As part of its decision, the Copyright Office compared Kashtanova’s use of Midjourney with the work of a photographer and their camera. The agency wrote that, unlike a photographer, users of Midjourney do not have the same degree of control over the final images. Photographers can control many parts of their photographs — the framing, the lighting, the subject, the presentation of the subject, the exposure time, the depth of field, etc — even though the camera ultimately captures the image. Midjourney users, on the other hand, cannot truly control what the AI creates. “The process by which a Midjourney user obtains an ultimate satisfactory image through the tool is not the same as that of a human artist, writer, or photographer […] the initial prompt by a user generates four different images based on Midjourney’s training data. While additional prompts applied to one of these initial images can influence the subsequent images, the process is not controlled by the user because it is not possible to predict what Midjourney will create ahead of time.”

When it comes to a ruling like this, it’s all too easy to think of it in terms of which party won or lost. But that’s too simplistic. For one thing, limitations on copyright can be helpful to creativity, growing the commons by enabling artists to build freely on these works.

What’s more, though Kashtanova lost their registration for the full work, the Office also made clear that there were ways for artists to add creativity such that they do have a copyrightable work incorporating AI-generated content. The Office concluded that Kashtanova’s original text, as well as the selection and arrangement of the text and the images together, are copyrightable. Furthermore, the Office noted that it “will register works that contain otherwise unprotectable material that has been edited, modified, or otherwise revised by a human author,” although it did not have evidence in this case of sufficient changes to reach this threshold. Determining those boundaries will have to be evaluated in future instances.
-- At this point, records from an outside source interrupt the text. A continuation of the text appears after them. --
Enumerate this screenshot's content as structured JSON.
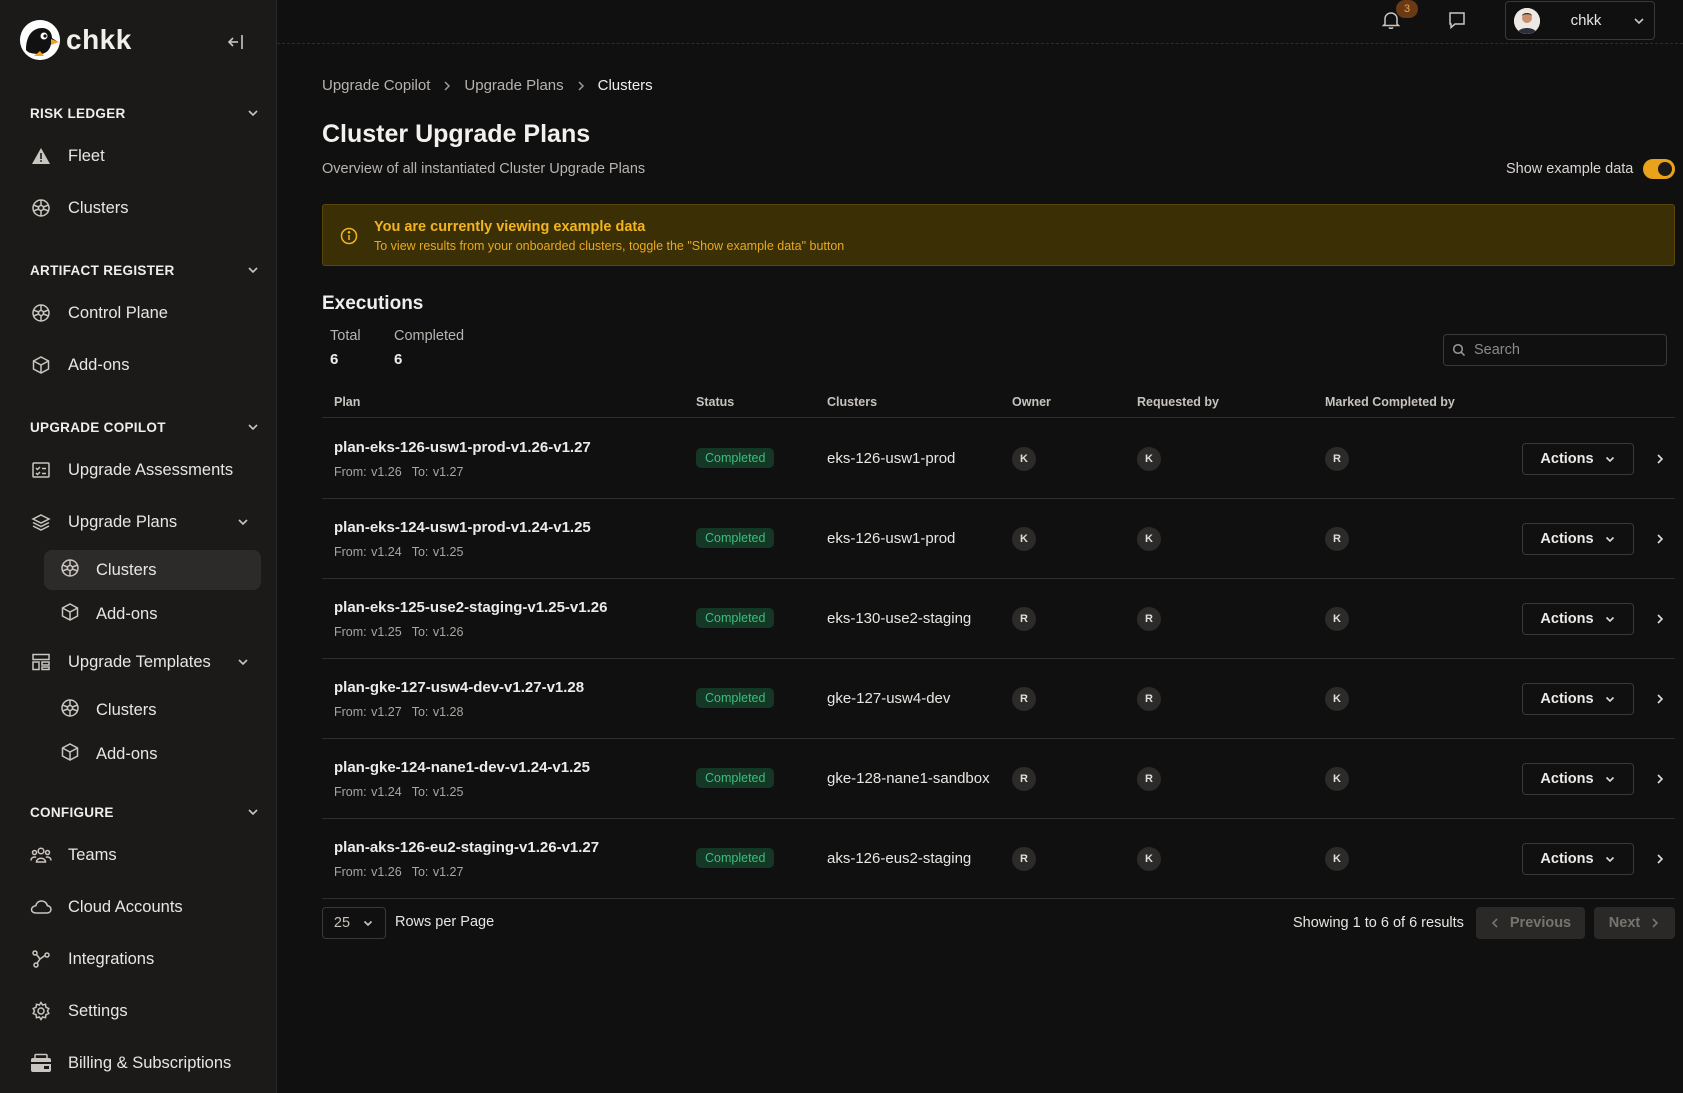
{
  "app": {
    "name": "chkk",
    "notifications_count": "3",
    "user_name": "chkk"
  },
  "sidebar": {
    "sections": [
      {
        "title": "RISK LEDGER",
        "items": [
          "Fleet",
          "Clusters"
        ]
      },
      {
        "title": "ARTIFACT REGISTER",
        "items": [
          "Control Plane",
          "Add-ons"
        ]
      },
      {
        "title": "UPGRADE COPILOT",
        "items": [
          "Upgrade Assessments",
          "Upgrade Plans",
          "Clusters",
          "Add-ons",
          "Upgrade Templates",
          "Clusters",
          "Add-ons"
        ]
      },
      {
        "title": "CONFIGURE",
        "items": [
          "Teams",
          "Cloud Accounts",
          "Integrations",
          "Settings",
          "Billing & Subscriptions"
        ]
      }
    ],
    "active_item": "Clusters"
  },
  "breadcrumb": [
    "Upgrade Copilot",
    "Upgrade Plans",
    "Clusters"
  ],
  "page": {
    "title": "Cluster Upgrade Plans",
    "subtitle": "Overview of all instantiated Cluster Upgrade Plans",
    "toggle_label": "Show example data",
    "toggle_on": true
  },
  "alert": {
    "title": "You are currently viewing example data",
    "body": "To view results from your onboarded clusters, toggle the \"Show example data\" button",
    "color": "#f2b51f"
  },
  "executions": {
    "title": "Executions",
    "total_label": "Total",
    "total_value": "6",
    "completed_label": "Completed",
    "completed_value": "6",
    "search_placeholder": "Search"
  },
  "table": {
    "columns": [
      "Plan",
      "Status",
      "Clusters",
      "Owner",
      "Requested by",
      "Marked Completed by"
    ],
    "rows": [
      {
        "plan": "plan-eks-126-usw1-prod-v1.26-v1.27",
        "from": "From: v1.26",
        "to": "To: v1.27",
        "status": "Completed",
        "cluster": "eks-126-usw1-prod",
        "owner": "K",
        "requested": "K",
        "completed_by": "R",
        "action": "Actions"
      },
      {
        "plan": "plan-eks-124-usw1-prod-v1.24-v1.25",
        "from": "From: v1.24",
        "to": "To: v1.25",
        "status": "Completed",
        "cluster": "eks-126-usw1-prod",
        "owner": "K",
        "requested": "K",
        "completed_by": "R",
        "action": "Actions"
      },
      {
        "plan": "plan-eks-125-use2-staging-v1.25-v1.26",
        "from": "From: v1.25",
        "to": "To: v1.26",
        "status": "Completed",
        "cluster": "eks-130-use2-staging",
        "owner": "R",
        "requested": "R",
        "completed_by": "K",
        "action": "Actions"
      },
      {
        "plan": "plan-gke-127-usw4-dev-v1.27-v1.28",
        "from": "From: v1.27",
        "to": "To: v1.28",
        "status": "Completed",
        "cluster": "gke-127-usw4-dev",
        "owner": "R",
        "requested": "R",
        "completed_by": "K",
        "action": "Actions"
      },
      {
        "plan": "plan-gke-124-nane1-dev-v1.24-v1.25",
        "from": "From: v1.24",
        "to": "To: v1.25",
        "status": "Completed",
        "cluster": "gke-128-nane1-sandbox",
        "owner": "R",
        "requested": "R",
        "completed_by": "K",
        "action": "Actions"
      },
      {
        "plan": "plan-aks-126-eu2-staging-v1.26-v1.27",
        "from": "From: v1.26",
        "to": "To: v1.27",
        "status": "Completed",
        "cluster": "aks-126-eus2-staging",
        "owner": "R",
        "requested": "K",
        "completed_by": "K",
        "action": "Actions"
      }
    ]
  },
  "pagination": {
    "rows_per_page_value": "25",
    "rows_per_page_label": "Rows per Page",
    "results_text": "Showing 1 to 6 of 6 results",
    "previous_label": "Previous",
    "next_label": "Next"
  },
  "colors": {
    "accent": "#e9a21a",
    "status_completed_bg": "#143726",
    "status_completed_text": "#37c07a",
    "alert_bg": "#3b2f06"
  },
  "icons": [
    "alert-triangle-icon",
    "cluster-wheel-icon",
    "cube-icon",
    "checklist-icon",
    "layers-icon",
    "template-grid-icon",
    "teams-icon",
    "cloud-icon",
    "integrations-icon",
    "gear-icon",
    "billing-icon",
    "bell-icon",
    "chat-icon",
    "search-icon",
    "info-icon",
    "chevron-down-icon",
    "chevron-right-icon",
    "collapse-sidebar-icon"
  ]
}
With that in mind, it’s also important to note that neither the artist involved nor Midjourney viewed this as a ‘loss’ per se. While the artist criticized the decision, they stated it is a “great day for everyone that is creating using Midjourney and other tools…. This covers a lot of uses for people in the AI art community.” Similarly, Midjourney’s general counsel declared that the decision is “a great victory for Kris, Midjourney, and artists” because the Office “clearly [is] saying that if an artist exerts creative control over an image-generating tool like Midjourney” then copyright may apply.

Looking ahead, the exact boundaries of copyrightability for AI-generated works will no doubt continue to evolve. The Office’s statements were based on only one type of tool, Midjourney and its “diffusion” model. Other tools may construct images differently, and some generative AI tools give humans more control over the works that they produce, making it more difficult to determine where in the final output the human creativity ends and the AI begins.

Additionally, the copyrightability of fully autonomously created works is currently being debated in Thaler v. Perlmutter, a case brought against the Copyright Office for refusing to register a work where the claimed author is a machine. That case may offer some guidance on these questions in the relatively near future.

Finally, a Copyright Office decision on registration is not the final determination on the copyrightability of works. Copyright in the United States (and other countries covered by the Berne Convention) does not require registration and the federal courts are not bound by any Copyright Office decision. It is, however, a valuable datapoint on how judges may think about works produced by generative AI when these issues end up before the courts. Certainly this is not the last we will hear about this issue and we will continue watching to see what happens.

The post <i>Zarya of the Dawn</i>: US Copyright Office Affirms Limits on Copyright of AI Outputs appeared first on Creative Commons.